Remember when I wrote about the bad logic employed by another person's facebook friend? Someone who stated things like "FACT: Adam fell into mortality about 6000 years ago:" or "FACT: Only four people I know of on Earth can actually tell us what the planet was really like 2000 years ago. (John and 3 Nephites)"?
I admit it: I had signed on for the project of getting this guy to admit that these things weren't "facts" at all. Luckily circumstances removed this person from my experience, so that now he is only a vague, unpleasantly memory. Because chances are, I would never change his mind. Nor will anyone else.
Here's a study, discussed in the Boston Globe, that addresses why: people with wrong opinions don't want to change them. They actually reject facts when confronted with them. In fact, "facts could actually make misinformation even stronger."
This bodes ill for a democracy, because most voters -- the people making decisions about how the country runs -- aren't blank slates. They already have beliefs, and a set of facts lodged in their minds. The problem is that sometimes the things they think they know are objectively, provably false. And in the presence of the correct information, such people react very, very differently than the merely uninformed. Instead of changing their minds to reflect the correct information, they can entrench themselves even deeper.
"The general idea is that it's absolutely threatening to admit you're wrong," says political scientist Brendan Nyhan, the lead researcher on the Michigan study. The phenomenon -- known as "backfire" -- is "a natural defense mechanism to avoid that cognitive dissonance."
The good news is that there seems to be at least one way to counteract this trend: boost people's self-esteem:
Nyhan worked on one study in which he showed that people who were given a self-affirmation exercise were more likely to consider new information than people who had not. In other words, if you feel good about yourself, you'll listen -- and if you feel insecure or threatened, you won't. This would also explain why demagogues benefit from keeping people agitated. The more threatened people feel, the less likely they are to listen to dissenting opinions, and the more easily controlled they are.
But how do you make people feel good about themselves when the entire world mocks them for the silly underwear they wear?
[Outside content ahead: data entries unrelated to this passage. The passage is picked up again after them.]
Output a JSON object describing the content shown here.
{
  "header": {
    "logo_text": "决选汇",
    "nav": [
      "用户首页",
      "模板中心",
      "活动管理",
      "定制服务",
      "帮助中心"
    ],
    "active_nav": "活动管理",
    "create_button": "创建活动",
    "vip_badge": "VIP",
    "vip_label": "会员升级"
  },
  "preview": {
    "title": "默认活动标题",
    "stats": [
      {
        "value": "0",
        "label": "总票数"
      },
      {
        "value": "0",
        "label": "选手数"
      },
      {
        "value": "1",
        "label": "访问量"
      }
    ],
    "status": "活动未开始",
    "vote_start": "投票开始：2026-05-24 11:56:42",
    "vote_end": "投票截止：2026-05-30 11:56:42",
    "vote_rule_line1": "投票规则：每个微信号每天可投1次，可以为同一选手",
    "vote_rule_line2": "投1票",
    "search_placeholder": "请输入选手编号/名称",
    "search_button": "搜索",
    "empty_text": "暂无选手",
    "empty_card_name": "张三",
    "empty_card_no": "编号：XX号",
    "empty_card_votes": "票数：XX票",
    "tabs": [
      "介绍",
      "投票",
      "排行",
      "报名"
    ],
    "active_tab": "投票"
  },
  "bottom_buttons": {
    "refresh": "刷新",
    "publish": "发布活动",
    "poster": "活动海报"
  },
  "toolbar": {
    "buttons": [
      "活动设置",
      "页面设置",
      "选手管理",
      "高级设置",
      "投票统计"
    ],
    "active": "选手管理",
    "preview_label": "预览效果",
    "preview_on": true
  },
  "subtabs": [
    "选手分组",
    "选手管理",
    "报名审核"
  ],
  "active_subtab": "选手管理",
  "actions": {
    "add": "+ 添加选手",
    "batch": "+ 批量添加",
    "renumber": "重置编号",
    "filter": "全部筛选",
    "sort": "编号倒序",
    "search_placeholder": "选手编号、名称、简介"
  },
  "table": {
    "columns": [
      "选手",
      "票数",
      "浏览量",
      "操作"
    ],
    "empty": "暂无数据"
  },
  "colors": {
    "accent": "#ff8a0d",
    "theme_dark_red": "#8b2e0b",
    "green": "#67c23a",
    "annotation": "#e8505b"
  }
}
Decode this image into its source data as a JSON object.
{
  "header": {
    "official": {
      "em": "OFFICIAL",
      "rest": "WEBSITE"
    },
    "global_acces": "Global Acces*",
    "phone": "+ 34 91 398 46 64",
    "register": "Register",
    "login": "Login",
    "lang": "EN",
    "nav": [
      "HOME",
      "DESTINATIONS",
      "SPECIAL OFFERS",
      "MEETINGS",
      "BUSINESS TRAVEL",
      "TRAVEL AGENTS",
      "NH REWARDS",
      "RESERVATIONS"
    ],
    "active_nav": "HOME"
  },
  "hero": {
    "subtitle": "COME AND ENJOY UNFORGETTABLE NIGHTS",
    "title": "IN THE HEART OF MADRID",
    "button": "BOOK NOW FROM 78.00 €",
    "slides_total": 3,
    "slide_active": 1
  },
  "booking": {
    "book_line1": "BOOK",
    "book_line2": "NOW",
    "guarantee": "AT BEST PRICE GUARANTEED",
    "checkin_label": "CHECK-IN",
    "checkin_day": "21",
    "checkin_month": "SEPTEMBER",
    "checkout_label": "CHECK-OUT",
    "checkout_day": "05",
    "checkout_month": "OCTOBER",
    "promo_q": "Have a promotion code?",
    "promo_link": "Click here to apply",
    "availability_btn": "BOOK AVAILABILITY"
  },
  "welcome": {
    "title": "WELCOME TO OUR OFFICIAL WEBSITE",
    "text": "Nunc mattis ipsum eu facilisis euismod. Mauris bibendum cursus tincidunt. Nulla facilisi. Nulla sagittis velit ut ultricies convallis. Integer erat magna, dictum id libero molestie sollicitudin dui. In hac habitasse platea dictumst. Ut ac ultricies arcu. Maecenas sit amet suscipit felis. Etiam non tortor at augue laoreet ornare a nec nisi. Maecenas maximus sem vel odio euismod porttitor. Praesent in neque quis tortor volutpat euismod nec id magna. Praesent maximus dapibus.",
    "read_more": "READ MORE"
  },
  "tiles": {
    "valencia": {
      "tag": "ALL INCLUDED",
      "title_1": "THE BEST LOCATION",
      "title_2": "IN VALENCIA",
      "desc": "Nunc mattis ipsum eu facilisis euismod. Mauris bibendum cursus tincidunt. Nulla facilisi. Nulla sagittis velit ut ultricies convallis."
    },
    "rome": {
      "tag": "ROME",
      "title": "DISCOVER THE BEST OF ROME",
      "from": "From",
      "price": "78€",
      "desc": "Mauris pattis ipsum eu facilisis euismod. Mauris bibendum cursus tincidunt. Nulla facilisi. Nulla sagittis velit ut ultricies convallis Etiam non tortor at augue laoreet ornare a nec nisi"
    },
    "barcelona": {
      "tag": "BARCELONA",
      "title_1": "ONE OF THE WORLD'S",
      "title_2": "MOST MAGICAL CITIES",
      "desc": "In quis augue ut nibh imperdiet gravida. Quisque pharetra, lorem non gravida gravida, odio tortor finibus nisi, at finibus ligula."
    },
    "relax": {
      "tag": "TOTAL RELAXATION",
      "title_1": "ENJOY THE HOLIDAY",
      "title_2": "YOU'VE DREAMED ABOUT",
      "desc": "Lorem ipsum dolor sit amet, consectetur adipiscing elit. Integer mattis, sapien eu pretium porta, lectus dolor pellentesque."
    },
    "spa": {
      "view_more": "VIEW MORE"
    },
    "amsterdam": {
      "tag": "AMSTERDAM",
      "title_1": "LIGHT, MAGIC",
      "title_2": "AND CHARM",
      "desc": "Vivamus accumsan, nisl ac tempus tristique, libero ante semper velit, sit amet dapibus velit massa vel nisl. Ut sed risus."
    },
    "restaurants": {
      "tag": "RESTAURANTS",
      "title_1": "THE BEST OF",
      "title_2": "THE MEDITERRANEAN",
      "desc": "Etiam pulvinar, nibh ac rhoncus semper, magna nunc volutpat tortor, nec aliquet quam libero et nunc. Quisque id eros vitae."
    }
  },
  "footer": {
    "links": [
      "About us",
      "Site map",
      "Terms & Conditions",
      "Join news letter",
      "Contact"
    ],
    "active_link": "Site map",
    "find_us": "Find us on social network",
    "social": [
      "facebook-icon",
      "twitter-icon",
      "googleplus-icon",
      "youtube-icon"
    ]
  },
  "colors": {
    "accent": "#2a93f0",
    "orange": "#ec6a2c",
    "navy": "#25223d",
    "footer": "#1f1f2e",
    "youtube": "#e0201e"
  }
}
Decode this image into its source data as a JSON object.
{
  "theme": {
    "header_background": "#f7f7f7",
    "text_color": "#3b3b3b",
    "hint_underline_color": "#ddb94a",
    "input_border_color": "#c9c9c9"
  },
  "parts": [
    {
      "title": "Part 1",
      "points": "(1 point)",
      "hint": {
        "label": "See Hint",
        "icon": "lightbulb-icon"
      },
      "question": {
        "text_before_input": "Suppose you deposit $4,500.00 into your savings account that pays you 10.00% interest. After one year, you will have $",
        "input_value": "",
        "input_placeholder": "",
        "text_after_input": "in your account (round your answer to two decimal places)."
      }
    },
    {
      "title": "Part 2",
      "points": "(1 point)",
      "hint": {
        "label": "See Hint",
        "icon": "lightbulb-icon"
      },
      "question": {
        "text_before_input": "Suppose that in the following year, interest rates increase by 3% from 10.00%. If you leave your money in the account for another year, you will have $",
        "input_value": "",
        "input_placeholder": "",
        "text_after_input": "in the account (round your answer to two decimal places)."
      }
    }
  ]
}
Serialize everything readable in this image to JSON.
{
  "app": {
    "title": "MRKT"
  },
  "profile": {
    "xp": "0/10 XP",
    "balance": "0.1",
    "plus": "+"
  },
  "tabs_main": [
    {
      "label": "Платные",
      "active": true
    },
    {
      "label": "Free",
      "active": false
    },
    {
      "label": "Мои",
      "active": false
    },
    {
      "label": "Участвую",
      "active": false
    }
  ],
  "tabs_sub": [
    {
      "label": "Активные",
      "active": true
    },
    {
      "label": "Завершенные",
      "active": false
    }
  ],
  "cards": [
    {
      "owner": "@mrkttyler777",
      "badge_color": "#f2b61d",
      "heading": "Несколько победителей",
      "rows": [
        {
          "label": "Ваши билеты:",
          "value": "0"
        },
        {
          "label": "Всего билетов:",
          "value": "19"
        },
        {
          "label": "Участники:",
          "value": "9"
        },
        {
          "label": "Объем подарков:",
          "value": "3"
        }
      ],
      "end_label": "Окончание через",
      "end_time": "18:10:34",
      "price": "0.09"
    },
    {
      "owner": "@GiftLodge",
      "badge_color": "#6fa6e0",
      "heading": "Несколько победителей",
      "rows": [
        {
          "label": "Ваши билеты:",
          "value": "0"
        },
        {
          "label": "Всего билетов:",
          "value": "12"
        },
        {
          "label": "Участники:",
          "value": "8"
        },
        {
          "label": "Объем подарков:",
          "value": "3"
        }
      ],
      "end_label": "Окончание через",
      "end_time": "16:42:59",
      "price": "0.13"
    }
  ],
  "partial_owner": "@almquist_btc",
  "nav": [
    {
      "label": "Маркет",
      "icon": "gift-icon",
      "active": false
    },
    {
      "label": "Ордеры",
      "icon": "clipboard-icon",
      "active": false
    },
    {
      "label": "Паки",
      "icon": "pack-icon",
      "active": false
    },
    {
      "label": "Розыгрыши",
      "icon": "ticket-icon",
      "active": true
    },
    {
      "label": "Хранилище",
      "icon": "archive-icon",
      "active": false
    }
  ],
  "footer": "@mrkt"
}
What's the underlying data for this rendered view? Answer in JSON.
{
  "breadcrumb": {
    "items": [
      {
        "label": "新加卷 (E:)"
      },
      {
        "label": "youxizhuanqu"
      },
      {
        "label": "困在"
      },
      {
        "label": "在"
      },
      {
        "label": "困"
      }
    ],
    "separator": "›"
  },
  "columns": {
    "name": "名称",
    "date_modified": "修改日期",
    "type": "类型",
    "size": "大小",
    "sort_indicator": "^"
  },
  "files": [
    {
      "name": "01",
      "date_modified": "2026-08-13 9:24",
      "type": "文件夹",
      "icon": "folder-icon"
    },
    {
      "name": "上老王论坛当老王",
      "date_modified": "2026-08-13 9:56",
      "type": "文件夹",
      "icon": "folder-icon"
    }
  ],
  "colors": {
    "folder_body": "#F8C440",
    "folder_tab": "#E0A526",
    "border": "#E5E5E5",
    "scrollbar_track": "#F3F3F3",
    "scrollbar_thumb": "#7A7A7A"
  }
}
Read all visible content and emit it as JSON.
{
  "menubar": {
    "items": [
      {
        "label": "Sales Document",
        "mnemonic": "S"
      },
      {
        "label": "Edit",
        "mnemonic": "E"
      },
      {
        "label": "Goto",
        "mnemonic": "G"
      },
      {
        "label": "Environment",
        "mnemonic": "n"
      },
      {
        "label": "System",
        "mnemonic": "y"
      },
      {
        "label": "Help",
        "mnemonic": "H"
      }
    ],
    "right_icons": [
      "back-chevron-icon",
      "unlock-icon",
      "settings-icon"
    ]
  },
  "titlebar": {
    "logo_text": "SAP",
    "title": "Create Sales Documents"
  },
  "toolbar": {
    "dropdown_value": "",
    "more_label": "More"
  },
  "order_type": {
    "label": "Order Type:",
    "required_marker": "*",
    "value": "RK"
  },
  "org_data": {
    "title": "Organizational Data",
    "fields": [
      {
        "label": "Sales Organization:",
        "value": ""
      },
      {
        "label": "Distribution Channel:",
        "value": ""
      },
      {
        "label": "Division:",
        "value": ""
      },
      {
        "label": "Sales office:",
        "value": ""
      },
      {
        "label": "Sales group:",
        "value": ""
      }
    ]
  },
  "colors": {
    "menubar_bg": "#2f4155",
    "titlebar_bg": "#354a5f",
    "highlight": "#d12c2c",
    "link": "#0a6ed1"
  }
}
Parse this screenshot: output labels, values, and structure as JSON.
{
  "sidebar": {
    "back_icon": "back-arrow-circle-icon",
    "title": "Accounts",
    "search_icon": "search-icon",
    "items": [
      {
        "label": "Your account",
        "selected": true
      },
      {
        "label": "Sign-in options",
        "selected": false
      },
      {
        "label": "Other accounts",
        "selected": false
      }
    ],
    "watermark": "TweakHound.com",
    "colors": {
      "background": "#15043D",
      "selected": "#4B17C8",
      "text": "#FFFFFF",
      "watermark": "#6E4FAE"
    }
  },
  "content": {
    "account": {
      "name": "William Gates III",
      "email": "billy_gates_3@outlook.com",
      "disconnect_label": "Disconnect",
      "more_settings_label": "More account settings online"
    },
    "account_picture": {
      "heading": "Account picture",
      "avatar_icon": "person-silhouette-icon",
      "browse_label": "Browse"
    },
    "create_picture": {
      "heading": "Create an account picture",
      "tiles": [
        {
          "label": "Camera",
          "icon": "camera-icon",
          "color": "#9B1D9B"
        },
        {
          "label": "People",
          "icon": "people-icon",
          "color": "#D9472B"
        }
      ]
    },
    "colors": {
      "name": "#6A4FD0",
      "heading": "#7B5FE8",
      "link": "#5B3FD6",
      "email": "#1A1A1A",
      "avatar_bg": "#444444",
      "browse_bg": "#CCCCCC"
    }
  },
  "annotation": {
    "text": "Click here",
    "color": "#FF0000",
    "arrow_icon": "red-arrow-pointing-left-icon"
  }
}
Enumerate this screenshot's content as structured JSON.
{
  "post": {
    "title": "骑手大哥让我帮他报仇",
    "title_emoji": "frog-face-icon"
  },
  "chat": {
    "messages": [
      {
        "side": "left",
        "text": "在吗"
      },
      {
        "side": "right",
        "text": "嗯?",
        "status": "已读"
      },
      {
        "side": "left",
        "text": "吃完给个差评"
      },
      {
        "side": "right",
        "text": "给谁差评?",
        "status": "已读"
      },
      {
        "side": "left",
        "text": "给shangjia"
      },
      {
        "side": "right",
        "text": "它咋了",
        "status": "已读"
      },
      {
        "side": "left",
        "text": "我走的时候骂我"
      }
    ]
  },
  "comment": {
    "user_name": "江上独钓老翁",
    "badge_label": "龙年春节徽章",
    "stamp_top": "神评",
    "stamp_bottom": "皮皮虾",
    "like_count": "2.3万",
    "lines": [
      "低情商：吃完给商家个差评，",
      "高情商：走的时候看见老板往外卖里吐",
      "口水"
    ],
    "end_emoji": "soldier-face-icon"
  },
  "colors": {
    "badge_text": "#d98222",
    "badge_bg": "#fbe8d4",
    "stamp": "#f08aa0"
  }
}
I mean, how do you make them feel good about themselves in a legitimate way, and not in the "oh, wow, you're so oppressed, and that's proof that you're extra special and God really loves you" way?